▸ **What you will do**: Output the full set of records exactly.

[Stored entries]
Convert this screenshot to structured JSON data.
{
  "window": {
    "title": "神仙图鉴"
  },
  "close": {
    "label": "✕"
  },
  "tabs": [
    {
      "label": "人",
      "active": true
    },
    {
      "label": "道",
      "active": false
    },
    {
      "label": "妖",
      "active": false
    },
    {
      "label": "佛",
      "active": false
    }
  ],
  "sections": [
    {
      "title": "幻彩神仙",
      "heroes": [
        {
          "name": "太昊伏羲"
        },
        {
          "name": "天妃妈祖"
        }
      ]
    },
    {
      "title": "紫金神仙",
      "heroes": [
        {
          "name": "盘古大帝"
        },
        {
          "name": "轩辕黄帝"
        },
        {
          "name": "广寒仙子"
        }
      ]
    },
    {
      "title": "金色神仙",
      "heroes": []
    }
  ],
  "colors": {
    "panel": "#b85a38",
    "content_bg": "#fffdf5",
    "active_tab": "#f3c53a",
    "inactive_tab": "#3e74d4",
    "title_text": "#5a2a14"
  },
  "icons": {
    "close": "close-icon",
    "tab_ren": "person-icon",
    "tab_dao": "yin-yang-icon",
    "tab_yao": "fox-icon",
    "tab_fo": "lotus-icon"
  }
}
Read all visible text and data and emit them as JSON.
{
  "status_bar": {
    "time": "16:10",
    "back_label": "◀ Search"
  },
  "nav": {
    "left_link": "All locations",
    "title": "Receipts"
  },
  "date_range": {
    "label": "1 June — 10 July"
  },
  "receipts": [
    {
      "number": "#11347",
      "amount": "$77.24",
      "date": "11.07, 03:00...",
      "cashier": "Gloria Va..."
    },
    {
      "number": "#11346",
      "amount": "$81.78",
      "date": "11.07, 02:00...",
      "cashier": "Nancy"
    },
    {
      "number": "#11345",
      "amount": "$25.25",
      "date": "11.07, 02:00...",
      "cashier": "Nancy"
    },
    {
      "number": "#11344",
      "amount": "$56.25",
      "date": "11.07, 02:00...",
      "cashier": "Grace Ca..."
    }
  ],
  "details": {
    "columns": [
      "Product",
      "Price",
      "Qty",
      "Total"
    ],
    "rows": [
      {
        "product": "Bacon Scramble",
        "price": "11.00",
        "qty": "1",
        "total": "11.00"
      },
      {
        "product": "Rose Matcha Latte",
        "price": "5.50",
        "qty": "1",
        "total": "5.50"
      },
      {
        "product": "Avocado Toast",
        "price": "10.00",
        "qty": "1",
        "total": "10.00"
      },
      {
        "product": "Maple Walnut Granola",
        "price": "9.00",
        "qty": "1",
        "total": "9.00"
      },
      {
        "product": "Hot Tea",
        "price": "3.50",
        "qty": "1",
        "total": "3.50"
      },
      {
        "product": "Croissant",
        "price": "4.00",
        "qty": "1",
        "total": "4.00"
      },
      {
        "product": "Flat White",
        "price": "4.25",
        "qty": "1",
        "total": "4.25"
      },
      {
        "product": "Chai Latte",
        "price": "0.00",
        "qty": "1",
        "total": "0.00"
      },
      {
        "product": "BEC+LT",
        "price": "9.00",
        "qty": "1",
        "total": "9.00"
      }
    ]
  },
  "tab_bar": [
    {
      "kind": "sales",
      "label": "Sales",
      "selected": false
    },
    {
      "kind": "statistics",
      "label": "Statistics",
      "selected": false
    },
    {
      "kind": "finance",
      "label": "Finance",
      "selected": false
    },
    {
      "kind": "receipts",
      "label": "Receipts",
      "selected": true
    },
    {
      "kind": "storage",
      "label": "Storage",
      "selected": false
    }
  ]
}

▸ **Solution to this task**:
Convert this screenshot to structured JSON data.
{
  "window": {
    "title": "神仙图鉴"
  },
  "close": {
    "label": "✕"
  },
  "tabs": [
    {
      "label": "人",
      "active": true
    },
    {
      "label": "道",
      "active": false
    },
    {
      "label": "妖",
      "active": false
    },
    {
      "label": "佛",
      "active": false
    }
  ],
  "sections": [
    {
      "title": "幻彩神仙",
      "heroes": [
        {
          "name": "太昊伏羲"
        },
        {
          "name": "天妃妈祖"
        }
      ]
    },
    {
      "title": "紫金神仙",
      "heroes": [
        {
          "name": "盘古大帝"
        },
        {
          "name": "轩辕黄帝"
        },
        {
          "name": "广寒仙子"
        }
      ]
    },
    {
      "title": "金色神仙",
      "heroes": []
    }
  ],
  "colors": {
    "panel": "#b85a38",
    "content_bg": "#fffdf5",
    "active_tab": "#f3c53a",
    "inactive_tab": "#3e74d4",
    "title_text": "#5a2a14"
  },
  "icons": {
    "close": "close-icon",
    "tab_ren": "person-icon",
    "tab_dao": "yin-yang-icon",
    "tab_yao": "fox-icon",
    "tab_fo": "lotus-icon"
  }
}
Read all visible text and data and emit them as JSON.
{
  "status_bar": {
    "time": "16:10",
    "back_label": "◀ Search"
  },
  "nav": {
    "left_link": "All locations",
    "title": "Receipts"
  },
  "date_range": {
    "label": "1 June — 10 July"
  },
  "receipts": [
    {
      "number": "#11347",
      "amount": "$77.24",
      "date": "11.07, 03:00...",
      "cashier": "Gloria Va..."
    },
    {
      "number": "#11346",
      "amount": "$81.78",
      "date": "11.07, 02:00...",
      "cashier": "Nancy"
    },
    {
      "number": "#11345",
      "amount": "$25.25",
      "date": "11.07, 02:00...",
      "cashier": "Nancy"
    },
    {
      "number": "#11344",
      "amount": "$56.25",
      "date": "11.07, 02:00...",
      "cashier": "Grace Ca..."
    }
  ],
  "details": {
    "columns": [
      "Product",
      "Price",
      "Qty",
      "Total"
    ],
    "rows": [
      {
        "product": "Bacon Scramble",
        "price": "11.00",
        "qty": "1",
        "total": "11.00"
      },
      {
        "product": "Rose Matcha Latte",
        "price": "5.50",
        "qty": "1",
        "total": "5.50"
      },
      {
        "product": "Avocado Toast",
        "price": "10.00",
        "qty": "1",
        "total": "10.00"
      },
      {
        "product": "Maple Walnut Granola",
        "price": "9.00",
        "qty": "1",
        "total": "9.00"
      },
      {
        "product": "Hot Tea",
        "price": "3.50",
        "qty": "1",
        "total": "3.50"
      },
      {
        "product": "Croissant",
        "price": "4.00",
        "qty": "1",
        "total": "4.00"
      },
      {
        "product": "Flat White",
        "price": "4.25",
        "qty": "1",
        "total": "4.25"
      },
      {
        "product": "Chai Latte",
        "price": "0.00",
        "qty": "1",
        "total": "0.00"
      },
      {
        "product": "BEC+LT",
        "price": "9.00",
        "qty": "1",
        "total": "9.00"
      }
    ]
  },
  "tab_bar": [
    {
      "kind": "sales",
      "label": "Sales",
      "selected": false
    },
    {
      "kind": "statistics",
      "label": "Statistics",
      "selected": false
    },
    {
      "kind": "finance",
      "label": "Finance",
      "selected": false
    },
    {
      "kind": "receipts",
      "label": "Receipts",
      "selected": true
    },
    {
      "kind": "storage",
      "label": "Storage",
      "selected": false
    }
  ]
}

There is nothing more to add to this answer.